_WHAT YOU NEED TO DO_: What you return must be the lines of the data that hold the word "Echocardiography".

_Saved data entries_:

....

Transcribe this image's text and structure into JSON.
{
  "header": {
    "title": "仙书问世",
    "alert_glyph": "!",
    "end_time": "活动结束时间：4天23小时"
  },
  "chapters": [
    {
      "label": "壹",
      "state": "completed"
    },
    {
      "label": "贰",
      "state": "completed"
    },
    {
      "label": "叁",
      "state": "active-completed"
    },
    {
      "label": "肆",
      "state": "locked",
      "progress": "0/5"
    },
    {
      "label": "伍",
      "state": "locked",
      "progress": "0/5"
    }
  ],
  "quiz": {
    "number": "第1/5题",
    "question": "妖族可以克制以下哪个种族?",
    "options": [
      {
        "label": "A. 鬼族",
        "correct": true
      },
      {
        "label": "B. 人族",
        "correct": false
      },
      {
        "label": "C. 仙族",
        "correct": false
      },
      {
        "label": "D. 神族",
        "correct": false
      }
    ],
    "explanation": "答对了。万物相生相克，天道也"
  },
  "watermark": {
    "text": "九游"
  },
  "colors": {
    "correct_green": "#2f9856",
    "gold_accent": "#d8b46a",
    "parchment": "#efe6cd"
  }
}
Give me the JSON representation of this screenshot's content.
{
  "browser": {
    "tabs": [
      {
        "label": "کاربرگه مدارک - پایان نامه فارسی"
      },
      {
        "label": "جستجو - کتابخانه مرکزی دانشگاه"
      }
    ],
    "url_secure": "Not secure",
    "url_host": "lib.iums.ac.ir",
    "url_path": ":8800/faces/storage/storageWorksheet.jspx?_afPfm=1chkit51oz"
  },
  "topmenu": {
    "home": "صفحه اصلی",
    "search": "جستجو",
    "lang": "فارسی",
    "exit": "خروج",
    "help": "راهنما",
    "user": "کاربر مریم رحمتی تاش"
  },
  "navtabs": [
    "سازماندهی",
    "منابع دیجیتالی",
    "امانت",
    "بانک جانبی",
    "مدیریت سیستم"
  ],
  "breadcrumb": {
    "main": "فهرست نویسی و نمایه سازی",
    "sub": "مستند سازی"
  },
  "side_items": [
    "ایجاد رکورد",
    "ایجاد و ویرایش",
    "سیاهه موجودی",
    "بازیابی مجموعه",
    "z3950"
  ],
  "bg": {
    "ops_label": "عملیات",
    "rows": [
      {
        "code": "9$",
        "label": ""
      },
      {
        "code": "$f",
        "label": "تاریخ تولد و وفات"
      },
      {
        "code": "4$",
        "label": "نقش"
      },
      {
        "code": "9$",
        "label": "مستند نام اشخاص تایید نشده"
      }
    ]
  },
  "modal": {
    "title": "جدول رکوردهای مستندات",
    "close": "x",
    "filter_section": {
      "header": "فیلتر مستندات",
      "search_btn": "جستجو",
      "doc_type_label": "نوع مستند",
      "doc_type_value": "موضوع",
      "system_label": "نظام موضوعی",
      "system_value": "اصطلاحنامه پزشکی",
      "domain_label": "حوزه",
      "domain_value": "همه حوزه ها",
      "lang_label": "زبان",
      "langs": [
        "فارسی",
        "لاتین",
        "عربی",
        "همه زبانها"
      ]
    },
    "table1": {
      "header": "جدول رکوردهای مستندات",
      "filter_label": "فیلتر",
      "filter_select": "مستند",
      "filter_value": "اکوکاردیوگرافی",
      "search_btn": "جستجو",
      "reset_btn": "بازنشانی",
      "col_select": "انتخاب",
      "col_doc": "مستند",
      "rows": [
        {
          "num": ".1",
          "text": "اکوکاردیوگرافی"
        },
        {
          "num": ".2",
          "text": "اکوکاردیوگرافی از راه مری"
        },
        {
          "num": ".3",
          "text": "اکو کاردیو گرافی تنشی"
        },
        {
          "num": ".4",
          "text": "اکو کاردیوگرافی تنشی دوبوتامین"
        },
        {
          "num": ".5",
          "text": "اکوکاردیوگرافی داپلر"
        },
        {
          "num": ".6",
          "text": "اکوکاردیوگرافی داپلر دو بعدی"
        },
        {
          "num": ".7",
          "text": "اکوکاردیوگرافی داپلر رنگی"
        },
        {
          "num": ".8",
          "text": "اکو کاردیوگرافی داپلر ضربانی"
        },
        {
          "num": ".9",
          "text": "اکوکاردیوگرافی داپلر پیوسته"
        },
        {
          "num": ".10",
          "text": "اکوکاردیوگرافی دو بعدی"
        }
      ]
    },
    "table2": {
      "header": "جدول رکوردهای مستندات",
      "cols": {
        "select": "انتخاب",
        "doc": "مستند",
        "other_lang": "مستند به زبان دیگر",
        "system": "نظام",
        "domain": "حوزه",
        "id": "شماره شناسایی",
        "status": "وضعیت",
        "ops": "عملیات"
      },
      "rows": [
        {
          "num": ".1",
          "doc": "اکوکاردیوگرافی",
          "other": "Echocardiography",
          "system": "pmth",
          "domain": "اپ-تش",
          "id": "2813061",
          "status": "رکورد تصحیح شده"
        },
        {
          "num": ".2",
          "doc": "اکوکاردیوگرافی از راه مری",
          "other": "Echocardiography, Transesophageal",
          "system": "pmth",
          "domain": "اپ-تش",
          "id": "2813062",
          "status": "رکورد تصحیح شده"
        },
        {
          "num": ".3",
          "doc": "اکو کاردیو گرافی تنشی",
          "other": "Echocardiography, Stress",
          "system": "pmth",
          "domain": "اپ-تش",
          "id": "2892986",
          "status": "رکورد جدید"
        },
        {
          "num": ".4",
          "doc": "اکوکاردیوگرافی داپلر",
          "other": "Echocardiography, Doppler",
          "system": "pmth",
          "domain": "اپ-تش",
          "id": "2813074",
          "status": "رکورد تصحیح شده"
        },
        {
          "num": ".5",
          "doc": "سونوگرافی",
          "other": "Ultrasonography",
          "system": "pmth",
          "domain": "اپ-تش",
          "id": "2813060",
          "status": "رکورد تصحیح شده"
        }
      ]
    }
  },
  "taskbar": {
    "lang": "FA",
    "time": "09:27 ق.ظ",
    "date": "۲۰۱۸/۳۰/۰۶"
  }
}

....

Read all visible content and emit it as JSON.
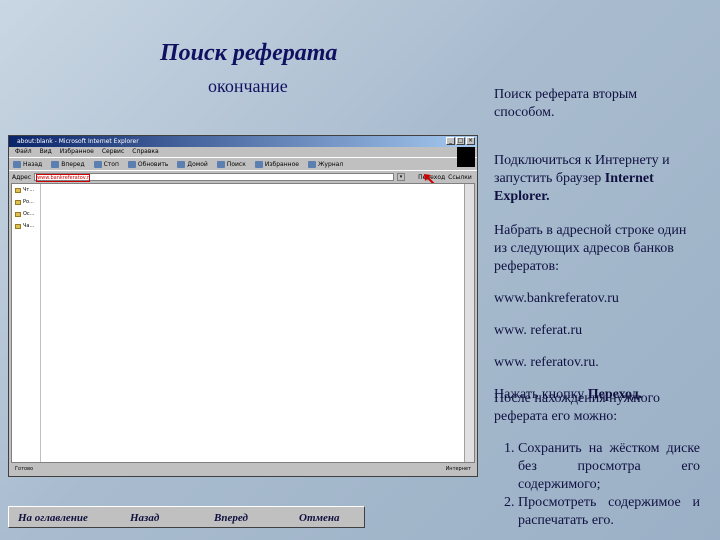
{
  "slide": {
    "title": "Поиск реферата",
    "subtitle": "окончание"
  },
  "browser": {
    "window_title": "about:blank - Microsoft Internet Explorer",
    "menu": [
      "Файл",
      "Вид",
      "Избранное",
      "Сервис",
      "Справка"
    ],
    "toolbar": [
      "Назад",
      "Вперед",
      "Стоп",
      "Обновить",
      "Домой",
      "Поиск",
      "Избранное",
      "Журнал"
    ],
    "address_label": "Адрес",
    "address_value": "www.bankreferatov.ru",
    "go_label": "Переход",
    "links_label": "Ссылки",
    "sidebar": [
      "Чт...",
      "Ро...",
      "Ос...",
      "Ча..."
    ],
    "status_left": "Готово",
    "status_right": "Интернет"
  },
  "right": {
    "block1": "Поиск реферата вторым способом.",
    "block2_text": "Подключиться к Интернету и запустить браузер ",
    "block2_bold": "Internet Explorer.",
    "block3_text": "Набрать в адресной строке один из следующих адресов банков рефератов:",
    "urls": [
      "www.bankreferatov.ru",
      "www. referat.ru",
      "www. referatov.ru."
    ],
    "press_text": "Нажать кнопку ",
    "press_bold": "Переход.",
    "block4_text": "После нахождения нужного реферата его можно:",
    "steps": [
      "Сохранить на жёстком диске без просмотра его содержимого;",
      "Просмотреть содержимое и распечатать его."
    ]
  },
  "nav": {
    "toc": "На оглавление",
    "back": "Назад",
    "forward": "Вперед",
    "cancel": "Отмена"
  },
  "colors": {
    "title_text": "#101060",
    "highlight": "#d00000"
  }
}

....

_RESPONSE AREA_:
          "other": "Echocardiography",
          "other": "Echocardiography, Transesophageal",
          "other": "Echocardiography, Stress",
          "other": "Echocardiography, Doppler",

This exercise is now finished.